Ah, summer ☀️🕶️ —the season of sun-kissed skin, beach trips, and barbecues. While we've all been soaking up the rays and making the most of the long, sunny days, our skin might be quietly asking for a little TLC. If you've noticed that your complexion isn't quite as radiant as your summer memories, you're not alone. As we say goodbye to summer, it's the perfect time to address some common skin woes that can crop up after months of fun in the sun. In this blog, we'll dive into the three most common post-summer skin issues and arm you with simple, effective solutions to get your glow back. So grab a cup of tea, settle in, and let's give our skin the pampering it truly deserves!
Intense sun exposure can lead to a variety of skin issues that shouldn't be taken lightly. Here are the top three problems that can arise from too much time in the sun
1. Sunburn: peeling and inflamed
Imagine your skin is like a wall made of tiny bricks, which are actually skin cells. When you get a sunburn, it's like throwing water balloons (the sun's rays) at the wall. Some of the bricks get soggy and weak. Your body doesn't want weak bricks, so it decides to remove them.
The redness and warmth you feel when you're sunburned is your body sending helpers to fix the wall. After that, your body starts to push off the weak, soggy bricks, making room for new, strong bricks. This pushing-off part is what you see as peeling skin.
So, peeling is like your body's way of cleaning up and making sure only the strong, good bricks (or skin cells) stay on your wall.
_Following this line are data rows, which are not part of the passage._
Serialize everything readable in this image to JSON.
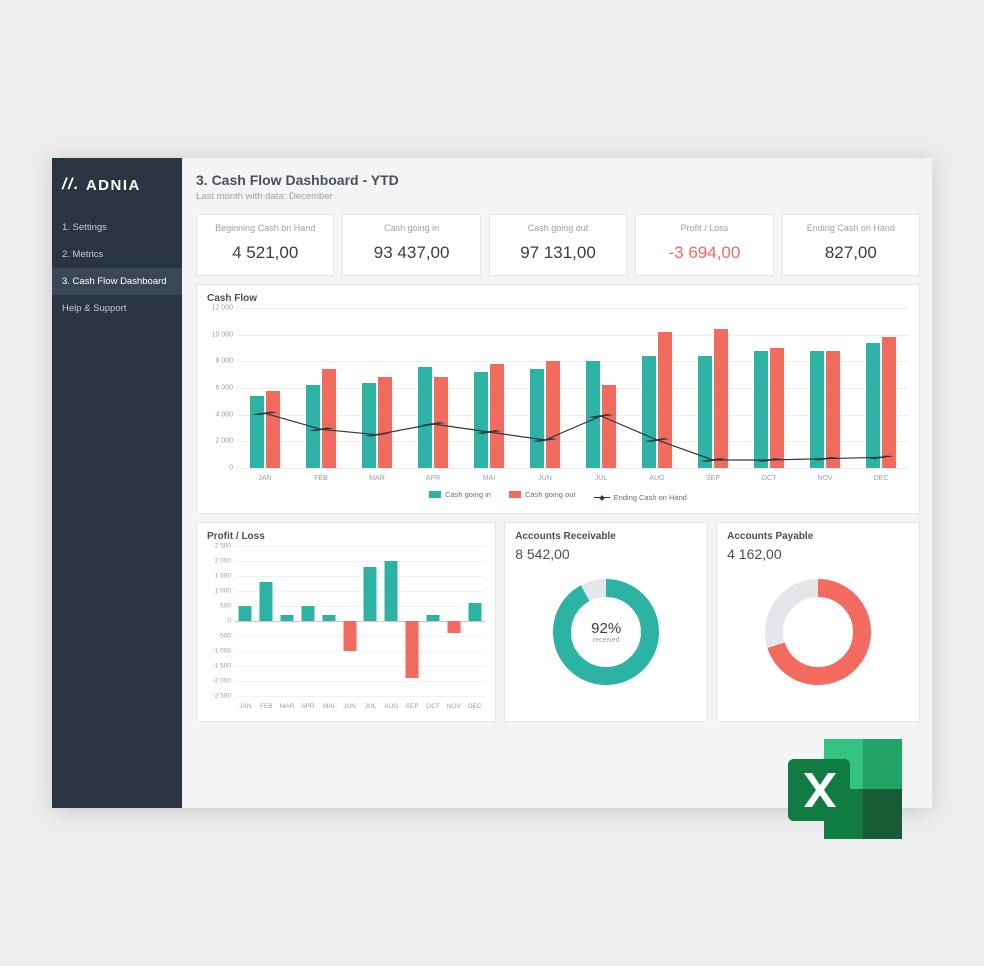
{
  "brand": "ADNIA",
  "sidebar": {
    "items": [
      {
        "label": "1. Settings"
      },
      {
        "label": "2. Metrics"
      },
      {
        "label": "3. Cash Flow Dashboard"
      },
      {
        "label": "Help & Support"
      }
    ],
    "active_index": 2
  },
  "header": {
    "title": "3. Cash Flow Dashboard - YTD",
    "subtitle_prefix": "Last month with data:",
    "subtitle_value": "December"
  },
  "kpis": [
    {
      "label": "Beginning Cash on Hand",
      "value": "4 521,00"
    },
    {
      "label": "Cash going in",
      "value": "93 437,00"
    },
    {
      "label": "Cash going out",
      "value": "97 131,00"
    },
    {
      "label": "Profit / Loss",
      "value": "-3 694,00",
      "negative": true
    },
    {
      "label": "Ending Cash on Hand",
      "value": "827,00"
    }
  ],
  "cashflow": {
    "title": "Cash Flow",
    "legend": {
      "in": "Cash going in",
      "out": "Cash going out",
      "end": "Ending Cash on Hand"
    }
  },
  "profit_loss": {
    "title": "Profit / Loss"
  },
  "receivable": {
    "title": "Accounts Receivable",
    "value": "8 542,00",
    "pct_label": "92%",
    "sub": "received"
  },
  "payable": {
    "title": "Accounts Payable",
    "value": "4 162,00"
  },
  "chart_data": [
    {
      "id": "cashflow",
      "type": "bar+line",
      "categories": [
        "JAN",
        "FEB",
        "MAR",
        "APR",
        "MAI",
        "JUN",
        "JUL",
        "AUG",
        "SEP",
        "OCT",
        "NOV",
        "DEC"
      ],
      "series": [
        {
          "name": "Cash going in",
          "type": "bar",
          "color": "#2bb3a3",
          "values": [
            5400,
            6200,
            6400,
            7600,
            7200,
            7400,
            8000,
            8400,
            8400,
            8800,
            8800,
            9400
          ]
        },
        {
          "name": "Cash going out",
          "type": "bar",
          "color": "#f26b5e",
          "values": [
            5800,
            7400,
            6800,
            6800,
            7800,
            8000,
            6200,
            10200,
            10400,
            9000,
            8800,
            9800
          ]
        },
        {
          "name": "Ending Cash on Hand",
          "type": "line",
          "color": "#2e3740",
          "values": [
            4100,
            2900,
            2500,
            3300,
            2700,
            2100,
            3900,
            2100,
            600,
            600,
            700,
            800
          ]
        }
      ],
      "ylim": [
        0,
        12000
      ],
      "yticks": [
        0,
        2000,
        4000,
        6000,
        8000,
        10000,
        12000
      ],
      "ytick_labels": [
        "0",
        "2 000",
        "4 000",
        "6 000",
        "8 000",
        "10 000",
        "12 000"
      ]
    },
    {
      "id": "profit_loss",
      "type": "bar",
      "categories": [
        "JAN",
        "FEB",
        "MAR",
        "APR",
        "MAI",
        "JUN",
        "JUL",
        "AUG",
        "SEP",
        "OCT",
        "NOV",
        "DEC"
      ],
      "values": [
        500,
        1300,
        200,
        500,
        200,
        -1000,
        1800,
        2000,
        -1900,
        200,
        -400,
        600
      ],
      "ylim": [
        -2500,
        2500
      ],
      "yticks": [
        -2500,
        -2000,
        -1500,
        -1000,
        -500,
        0,
        500,
        1000,
        1500,
        2000,
        2500
      ],
      "ytick_labels": [
        "-2 500",
        "-2 000",
        "-1 500",
        "-1 000",
        "-500",
        "0",
        "500",
        "1 000",
        "1 500",
        "2 000",
        "2 500"
      ],
      "colors": {
        "pos": "#2bb3a3",
        "neg": "#f26b5e"
      }
    },
    {
      "id": "receivable",
      "type": "donut",
      "value": 92,
      "max": 100,
      "color": "#2bb3a3",
      "track": "#e4e6ea",
      "center_label": "92%",
      "center_sub": "received"
    },
    {
      "id": "payable",
      "type": "donut",
      "value": 70,
      "max": 100,
      "color": "#f26b5e",
      "track": "#e4e6ea"
    }
  ]
}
Don't Pick: allow the body to push off the damaged skin cells naturally. Picking can lead to scarring and infection.
Moisturize: apply fragrance free, natural facial lotions and creams, it will keep uncomfortable itching at bay and help new skin cells coming up to the top.
Hydrate: Drink lots of water. When your skin is upset, it can get dry. Water helps keep everything working right.
Antioxidants: Vitamins C and E, selenium, and certain plant compounds can help neutralize "free radicals," which are unstable molecules that can damage cells and contribute to inflammation and aging.
In the context of sunburn and post-summer skin care, using skincare products rich in antioxidants or consuming foods high in antioxidants can offer an extra layer of protection. They can help mitigate the damage caused by UV exposure and assist in the skin's natural repair processes.
2. Hyperpigmentation & Sunspots
Hyperpigmentation and sunspots are basically fancy words for areas of your skin getting darker than the rest. When your skin is exposed to sun for a long period of time your body responds with a natural sun protective: melanin.
Areas of the skin that get more sun exposure, like the face, hands, and arms, are more likely to develop sunspots simply because they're out in the sun more often.
Some parts of your skin might be more sensitive to the sun due to various factors like age, genetics, or even previous sun damage. These areas can darken more quickly.
Hyperpigmentation & Sunspots
Nano Needling: This involves using cone shaped needles to create small injuries on the skin, prompting it to regenerate and even out the skin tone.
Chemical Peels: These treatments use acids to remove the top layer of your skin, which can lighten hyperpigmentation. This should be done by a qualified skincare professional.
Laser Therapy: IPL Lasers can target dark spots and break up the melanin. Multiple sessions are often required.
3. Increased Risk of Skin Cancer
The most severe long-term effect of sun exposure is an increased risk of skin cancer, including melanoma, basal cell carcinoma, and squamous cell carcinoma. UV rays can damage the DNA in skin cells, leading to abnormal growth and eventually, in some cases, cancer.
Sunscreen: Always wear broad-spectrum sunscreen with at least SPF 30, even on cloudy days. Reapply every two hours and after swimming or sweating.
Protective Clothing: Wear long-sleeved shirts, wide-brimmed hats, and sunglasses to protect your skin from direct sun exposure.
Shade: Seek shade during peak sun hours, usually between 10 a.m. and 4 p.m., when UV rays are strongest.
Avoid Tanning Beds: Artificial UV radiation from tanning beds is harmful and can increase your risk of skin cancer.
Regular Check-ups: Have your skin checked annually by a dermatologist, and perform self-exams monthly to look for any new or changing moles, spots, or lumps.
Post-summer skin repair is essential to maintain a radiant and youthful complexion. With these 3 solutions, you can effectively undo some of the summer's harsh effects on your skin. So go ahead and give your skin the pampering it deserves!